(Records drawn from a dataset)
++++
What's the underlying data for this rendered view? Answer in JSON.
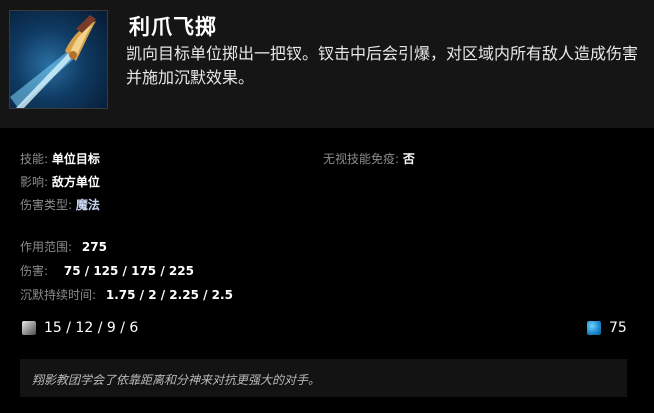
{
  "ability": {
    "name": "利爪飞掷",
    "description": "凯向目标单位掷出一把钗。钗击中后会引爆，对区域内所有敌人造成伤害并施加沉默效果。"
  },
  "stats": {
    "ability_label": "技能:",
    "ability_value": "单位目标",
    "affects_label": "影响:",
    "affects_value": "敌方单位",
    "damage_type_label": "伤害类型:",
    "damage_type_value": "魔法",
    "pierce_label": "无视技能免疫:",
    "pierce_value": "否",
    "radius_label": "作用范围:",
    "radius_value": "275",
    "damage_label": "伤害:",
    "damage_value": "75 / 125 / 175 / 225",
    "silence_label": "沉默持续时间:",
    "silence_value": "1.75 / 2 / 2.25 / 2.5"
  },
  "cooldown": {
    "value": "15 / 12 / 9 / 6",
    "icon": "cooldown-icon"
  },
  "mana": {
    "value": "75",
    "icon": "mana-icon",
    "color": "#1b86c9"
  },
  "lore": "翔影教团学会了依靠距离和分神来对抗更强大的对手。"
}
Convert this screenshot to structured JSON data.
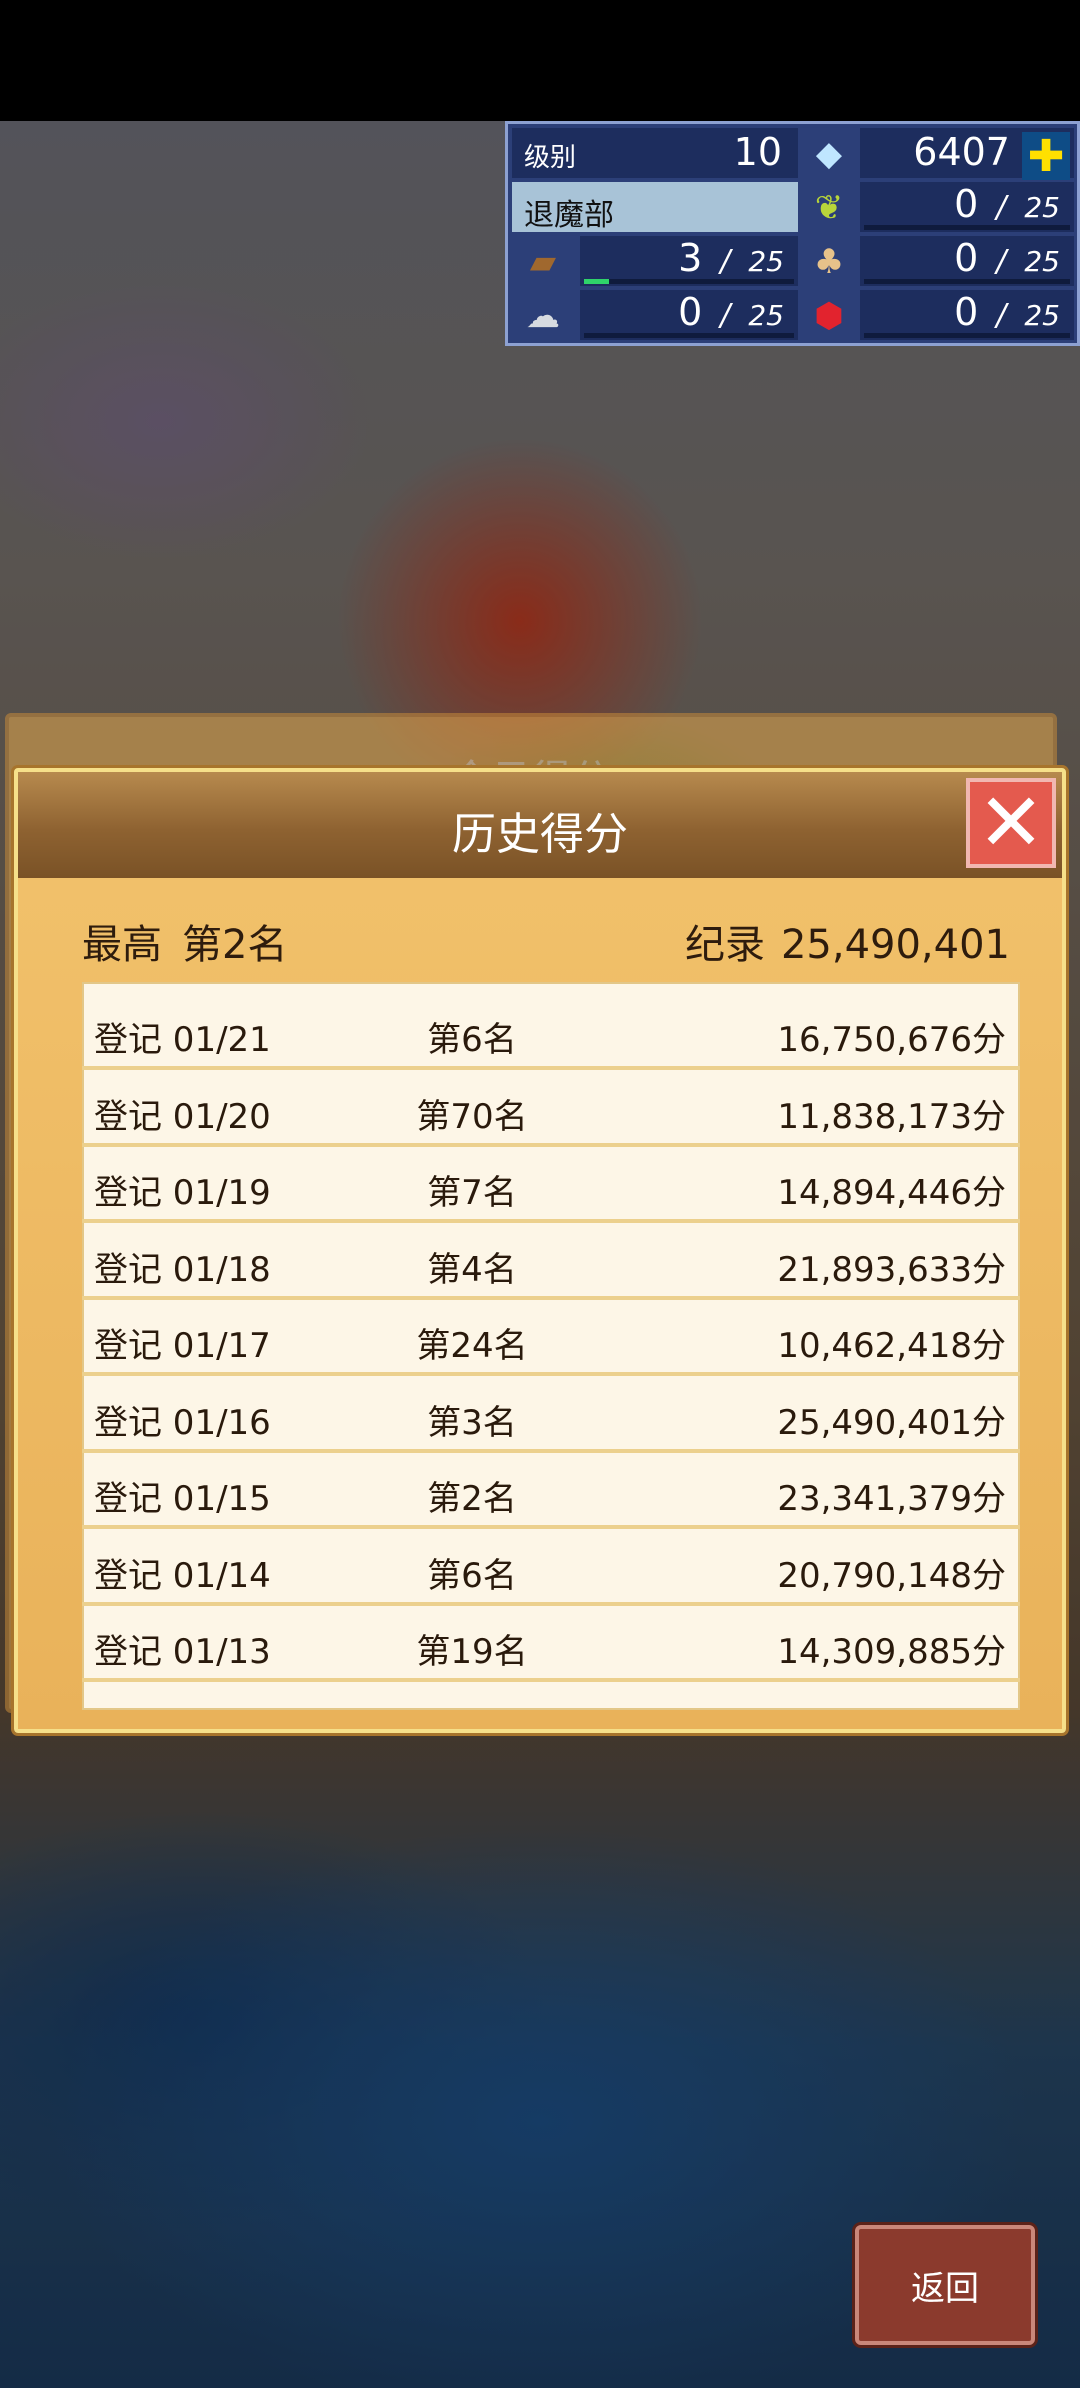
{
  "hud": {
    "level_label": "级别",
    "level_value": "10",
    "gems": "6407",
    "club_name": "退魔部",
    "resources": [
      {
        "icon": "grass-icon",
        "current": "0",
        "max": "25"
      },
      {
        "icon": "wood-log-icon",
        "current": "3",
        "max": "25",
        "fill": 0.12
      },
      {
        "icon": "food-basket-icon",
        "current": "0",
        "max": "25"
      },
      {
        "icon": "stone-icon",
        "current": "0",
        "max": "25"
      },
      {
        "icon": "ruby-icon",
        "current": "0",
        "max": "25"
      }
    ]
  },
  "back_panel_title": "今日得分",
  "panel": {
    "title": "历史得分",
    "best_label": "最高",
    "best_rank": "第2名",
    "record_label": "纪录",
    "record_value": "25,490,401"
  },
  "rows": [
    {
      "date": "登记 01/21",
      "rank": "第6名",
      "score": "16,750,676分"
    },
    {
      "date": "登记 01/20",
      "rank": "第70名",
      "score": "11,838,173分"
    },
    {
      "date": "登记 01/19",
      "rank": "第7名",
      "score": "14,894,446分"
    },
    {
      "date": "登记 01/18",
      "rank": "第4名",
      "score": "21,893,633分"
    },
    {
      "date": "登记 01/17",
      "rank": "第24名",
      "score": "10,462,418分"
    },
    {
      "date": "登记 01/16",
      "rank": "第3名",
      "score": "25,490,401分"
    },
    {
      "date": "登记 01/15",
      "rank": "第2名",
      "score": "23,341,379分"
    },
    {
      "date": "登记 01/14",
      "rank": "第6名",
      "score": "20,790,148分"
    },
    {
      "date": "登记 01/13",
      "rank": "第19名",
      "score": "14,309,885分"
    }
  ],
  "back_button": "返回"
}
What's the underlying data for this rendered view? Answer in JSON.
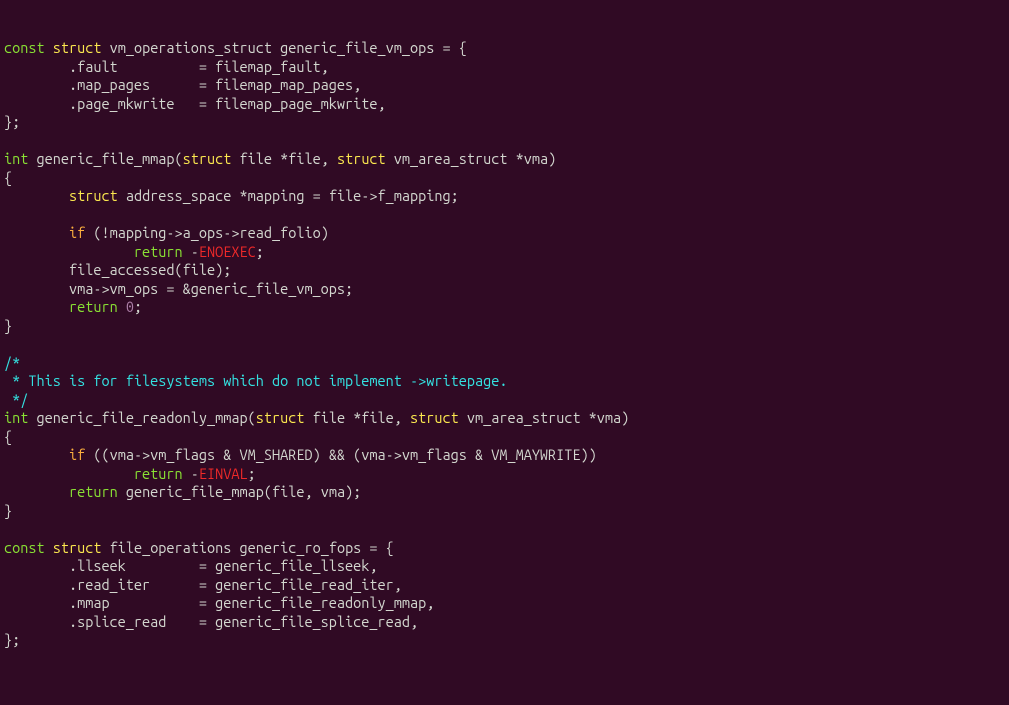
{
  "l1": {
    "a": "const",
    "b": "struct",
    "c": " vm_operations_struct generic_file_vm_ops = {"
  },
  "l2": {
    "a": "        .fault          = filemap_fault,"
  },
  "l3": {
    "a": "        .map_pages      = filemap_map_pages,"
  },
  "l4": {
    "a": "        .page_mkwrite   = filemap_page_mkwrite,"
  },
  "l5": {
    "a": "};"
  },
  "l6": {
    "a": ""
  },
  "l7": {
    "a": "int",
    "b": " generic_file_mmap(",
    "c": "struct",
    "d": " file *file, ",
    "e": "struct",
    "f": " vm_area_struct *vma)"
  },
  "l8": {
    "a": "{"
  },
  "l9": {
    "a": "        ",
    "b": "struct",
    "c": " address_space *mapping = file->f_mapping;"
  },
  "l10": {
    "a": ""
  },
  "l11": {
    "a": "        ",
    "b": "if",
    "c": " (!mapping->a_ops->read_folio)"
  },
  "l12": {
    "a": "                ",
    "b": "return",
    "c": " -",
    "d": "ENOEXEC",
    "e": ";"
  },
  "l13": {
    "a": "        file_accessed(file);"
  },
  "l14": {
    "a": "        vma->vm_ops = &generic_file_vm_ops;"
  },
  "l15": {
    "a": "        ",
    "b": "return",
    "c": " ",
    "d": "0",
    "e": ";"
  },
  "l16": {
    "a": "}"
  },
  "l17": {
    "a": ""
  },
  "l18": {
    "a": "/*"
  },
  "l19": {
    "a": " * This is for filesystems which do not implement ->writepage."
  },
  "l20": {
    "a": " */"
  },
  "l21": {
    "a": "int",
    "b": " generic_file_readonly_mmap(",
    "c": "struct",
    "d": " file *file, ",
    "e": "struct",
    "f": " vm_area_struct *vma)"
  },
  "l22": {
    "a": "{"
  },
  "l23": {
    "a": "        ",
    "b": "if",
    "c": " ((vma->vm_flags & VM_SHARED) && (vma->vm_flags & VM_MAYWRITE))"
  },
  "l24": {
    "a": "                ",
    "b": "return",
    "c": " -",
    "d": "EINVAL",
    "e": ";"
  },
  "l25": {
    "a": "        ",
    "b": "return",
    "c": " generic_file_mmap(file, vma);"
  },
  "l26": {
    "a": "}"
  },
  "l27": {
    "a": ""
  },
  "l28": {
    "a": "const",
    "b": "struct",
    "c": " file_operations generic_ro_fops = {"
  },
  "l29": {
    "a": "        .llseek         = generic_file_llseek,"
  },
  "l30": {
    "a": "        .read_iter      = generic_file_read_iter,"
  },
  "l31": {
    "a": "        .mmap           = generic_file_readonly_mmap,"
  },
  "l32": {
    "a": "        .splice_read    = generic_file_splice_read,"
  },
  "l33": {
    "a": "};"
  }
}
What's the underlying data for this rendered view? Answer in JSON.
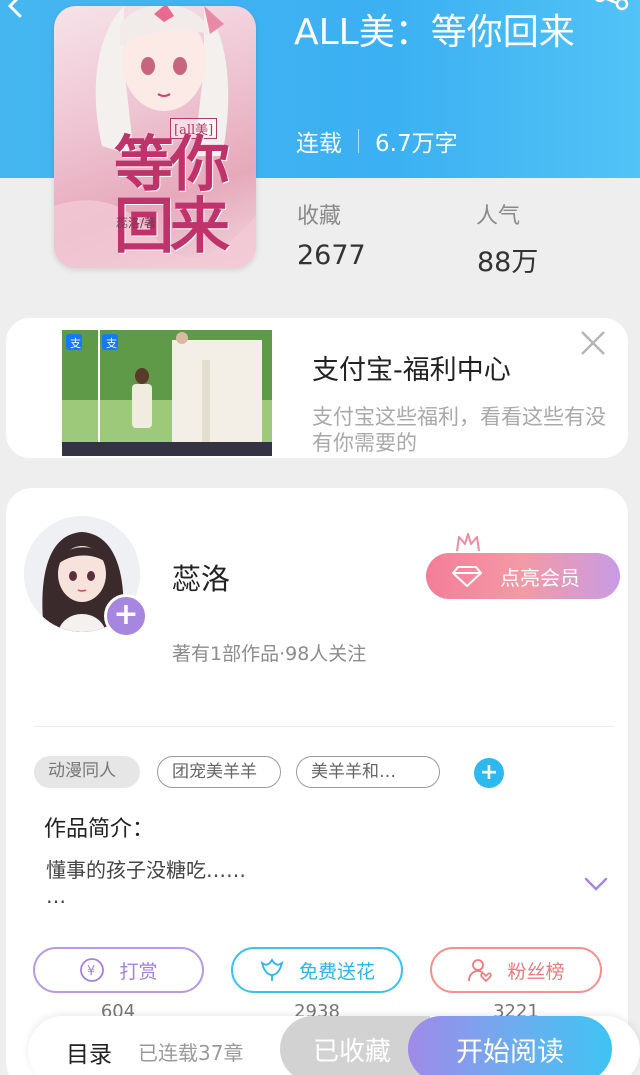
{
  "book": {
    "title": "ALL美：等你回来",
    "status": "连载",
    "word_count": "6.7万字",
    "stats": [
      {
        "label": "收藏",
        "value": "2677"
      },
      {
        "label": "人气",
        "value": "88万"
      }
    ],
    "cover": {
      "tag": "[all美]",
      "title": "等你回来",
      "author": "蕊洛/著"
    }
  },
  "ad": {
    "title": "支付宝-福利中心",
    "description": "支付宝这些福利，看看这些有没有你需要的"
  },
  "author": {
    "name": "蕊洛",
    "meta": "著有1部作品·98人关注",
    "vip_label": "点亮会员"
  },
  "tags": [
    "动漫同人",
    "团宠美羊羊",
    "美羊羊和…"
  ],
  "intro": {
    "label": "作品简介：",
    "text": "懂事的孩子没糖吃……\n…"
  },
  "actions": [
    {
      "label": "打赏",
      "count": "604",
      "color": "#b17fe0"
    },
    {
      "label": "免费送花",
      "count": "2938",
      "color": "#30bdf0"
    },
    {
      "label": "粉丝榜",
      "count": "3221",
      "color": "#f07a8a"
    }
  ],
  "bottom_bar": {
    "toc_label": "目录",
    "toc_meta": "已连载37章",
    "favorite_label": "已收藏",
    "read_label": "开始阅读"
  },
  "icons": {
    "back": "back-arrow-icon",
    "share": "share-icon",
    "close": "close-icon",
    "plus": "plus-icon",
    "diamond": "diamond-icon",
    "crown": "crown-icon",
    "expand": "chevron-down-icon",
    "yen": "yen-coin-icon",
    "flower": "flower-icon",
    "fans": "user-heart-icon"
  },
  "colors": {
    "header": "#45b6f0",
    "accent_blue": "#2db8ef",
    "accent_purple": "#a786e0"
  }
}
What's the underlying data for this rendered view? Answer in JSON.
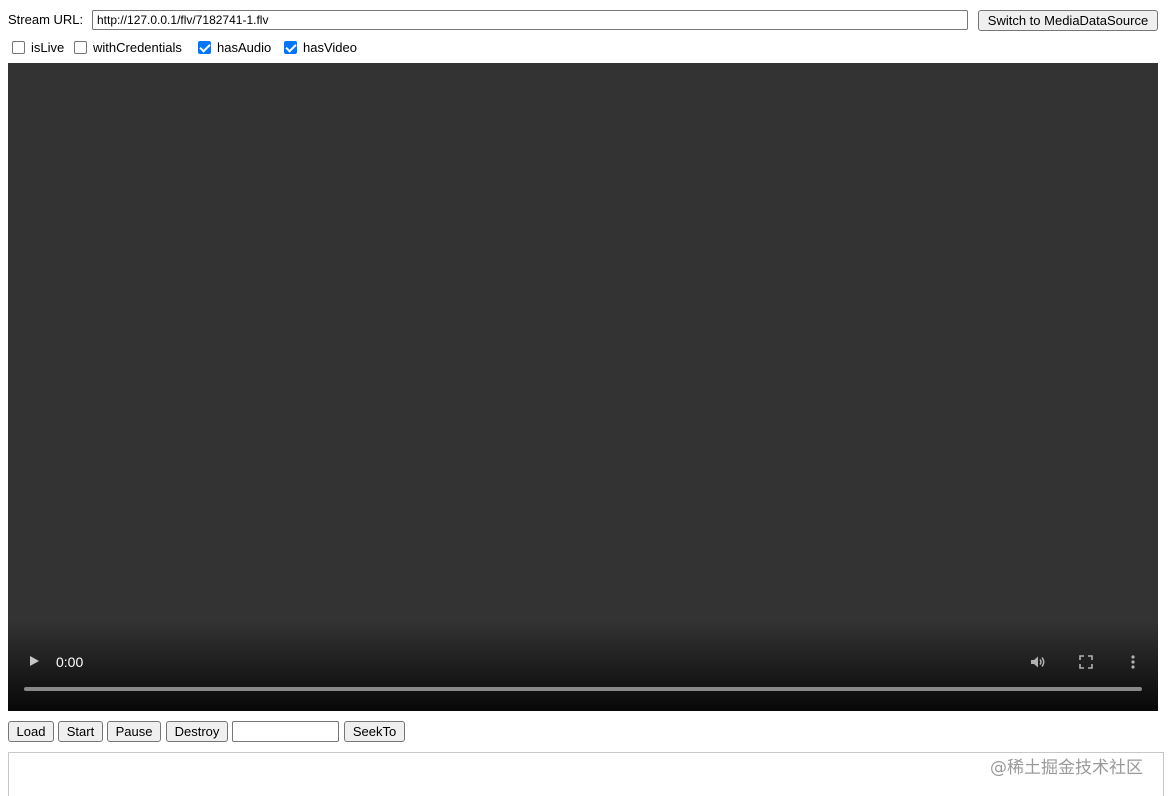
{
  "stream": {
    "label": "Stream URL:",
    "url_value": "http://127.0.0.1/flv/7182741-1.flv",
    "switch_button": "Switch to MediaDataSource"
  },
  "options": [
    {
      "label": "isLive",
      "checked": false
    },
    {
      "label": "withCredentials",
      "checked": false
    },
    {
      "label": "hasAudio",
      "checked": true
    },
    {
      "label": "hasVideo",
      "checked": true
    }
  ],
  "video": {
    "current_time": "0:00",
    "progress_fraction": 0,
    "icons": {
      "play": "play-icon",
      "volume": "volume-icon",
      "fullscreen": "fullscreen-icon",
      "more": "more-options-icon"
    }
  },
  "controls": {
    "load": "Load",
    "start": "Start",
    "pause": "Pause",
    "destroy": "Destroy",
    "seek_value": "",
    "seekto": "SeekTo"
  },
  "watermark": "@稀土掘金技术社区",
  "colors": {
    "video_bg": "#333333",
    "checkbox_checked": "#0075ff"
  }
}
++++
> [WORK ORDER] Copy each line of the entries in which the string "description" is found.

> [WRITTEN SOLUTION]
    "description": "凯向目标单位掷出一把钗。钗击中后会引爆，对区域内所有敌人造成伤害并施加沉默效果。"
    "description": "支付宝这些福利，看看这些有没有你需要的"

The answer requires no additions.